File this under ‘yeah, duh’, like when I blogged that I thought Facebook might be something worth looking into, but I used Waze for the first time this morning to give me advice on how to drive to work, and it was awesome.
I’ve used Google and Apple maps for driving directions, even looked at the traffic features on them, but they don’t compare to Waze. Waze was like a seasoned Boston driver taking me down shortcuts that I knew where there but probably wouldn’t have though to use. It always took me down the hypotenuse, and avoided tangly Boston traffic zones like Harvard Ave in Brighton.
The graphics and the ‘gamification’ don’t do much for me, not to mention the ‘chat to other drivers’ feature! But as a kick ass personal driving assistant, it rules.
The other day I saw a post on Facebook which juxtaposed a picture of good old Albert, a quote about technology and a group of young people looking at their phones while walking down the street.
Never mind that the quote was never spoken by Einstein, judging by the likes and comments, the widely agreed sentiment was that we’re all becoming idiots due to our iPhones and other new technologies. Especially young people.

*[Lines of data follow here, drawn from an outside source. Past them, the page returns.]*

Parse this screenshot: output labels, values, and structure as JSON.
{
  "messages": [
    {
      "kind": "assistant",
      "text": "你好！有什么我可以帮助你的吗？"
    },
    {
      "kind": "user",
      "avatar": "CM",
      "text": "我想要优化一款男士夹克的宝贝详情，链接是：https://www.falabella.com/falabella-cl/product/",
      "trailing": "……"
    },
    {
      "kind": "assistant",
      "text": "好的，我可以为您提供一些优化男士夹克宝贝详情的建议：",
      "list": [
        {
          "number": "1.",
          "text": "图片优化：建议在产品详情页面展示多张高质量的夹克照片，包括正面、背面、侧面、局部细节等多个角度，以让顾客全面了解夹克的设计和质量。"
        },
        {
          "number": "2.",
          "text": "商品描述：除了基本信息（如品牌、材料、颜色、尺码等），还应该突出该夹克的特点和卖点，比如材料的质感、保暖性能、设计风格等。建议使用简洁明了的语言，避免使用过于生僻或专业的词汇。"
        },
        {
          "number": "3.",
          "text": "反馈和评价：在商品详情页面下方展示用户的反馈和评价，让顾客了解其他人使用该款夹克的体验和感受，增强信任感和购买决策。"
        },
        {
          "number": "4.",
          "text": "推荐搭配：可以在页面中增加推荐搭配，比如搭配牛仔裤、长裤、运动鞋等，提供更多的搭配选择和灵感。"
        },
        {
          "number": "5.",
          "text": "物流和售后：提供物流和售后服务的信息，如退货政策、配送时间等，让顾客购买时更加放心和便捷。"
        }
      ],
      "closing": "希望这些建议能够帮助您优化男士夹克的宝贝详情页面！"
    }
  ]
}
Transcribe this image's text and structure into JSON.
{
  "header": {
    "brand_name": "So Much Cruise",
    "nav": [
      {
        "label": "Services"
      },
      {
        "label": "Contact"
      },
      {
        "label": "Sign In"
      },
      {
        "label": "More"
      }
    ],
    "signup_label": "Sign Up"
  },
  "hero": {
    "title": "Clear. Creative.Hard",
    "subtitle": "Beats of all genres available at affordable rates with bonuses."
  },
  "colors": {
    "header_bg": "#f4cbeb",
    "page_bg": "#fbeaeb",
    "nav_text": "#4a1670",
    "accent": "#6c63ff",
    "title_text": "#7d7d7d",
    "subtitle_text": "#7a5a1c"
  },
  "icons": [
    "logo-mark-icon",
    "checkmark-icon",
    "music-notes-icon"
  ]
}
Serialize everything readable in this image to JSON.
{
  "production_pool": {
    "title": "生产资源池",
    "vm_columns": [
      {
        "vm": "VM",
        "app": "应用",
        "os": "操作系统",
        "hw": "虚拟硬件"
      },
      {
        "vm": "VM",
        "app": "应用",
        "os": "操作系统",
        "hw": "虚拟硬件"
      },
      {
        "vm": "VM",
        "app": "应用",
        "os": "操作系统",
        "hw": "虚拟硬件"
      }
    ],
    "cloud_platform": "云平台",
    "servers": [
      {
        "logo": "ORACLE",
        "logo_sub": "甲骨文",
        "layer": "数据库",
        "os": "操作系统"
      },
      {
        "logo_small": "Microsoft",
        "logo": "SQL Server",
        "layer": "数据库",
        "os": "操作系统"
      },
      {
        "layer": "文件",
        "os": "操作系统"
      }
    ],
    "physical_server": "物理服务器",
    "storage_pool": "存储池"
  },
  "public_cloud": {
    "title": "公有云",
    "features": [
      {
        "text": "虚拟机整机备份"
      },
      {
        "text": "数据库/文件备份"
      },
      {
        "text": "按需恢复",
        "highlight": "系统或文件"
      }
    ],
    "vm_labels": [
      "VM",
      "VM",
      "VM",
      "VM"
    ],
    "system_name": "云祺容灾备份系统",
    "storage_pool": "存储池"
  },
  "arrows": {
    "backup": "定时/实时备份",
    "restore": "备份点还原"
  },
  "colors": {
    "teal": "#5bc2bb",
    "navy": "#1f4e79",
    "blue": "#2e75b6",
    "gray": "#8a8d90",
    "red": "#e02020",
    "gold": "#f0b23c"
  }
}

Here is a typical comment that received 460 likes on Facebook:
…I will say things have vastly changed and not necessarily for the better. I’ve been a bartender for 18 years. It used to be all about social interaction. Now it’s about social media. I watch an entire bar full of people sit on their phone instead of communicate with each other….
Enter Cole Porter
Every time I hear this type of thinking — especially by the over 30 crowd — bemoaning the youth of today verses the way it was back at some golden moment in the past, I am reminded of Cole Porter’s classic from 1934, Anything Goes.
Way back over 80 years ago the sentiment of time was that
The world has gone mad today
And good’s bad today,
And black’s white today,
And day’s night today
In olden days a glimpse of stockings
Was looked on as something shocking
Now heaven knows
Every generation seems to think that the younger ones have got it all wrong, and the world is going to hell. All modern inventions that improve the world, all liberating ideas (like that women should vote) are decried as heralding the end of time.
Somehow, this seems like a little bit of an overreaction to me.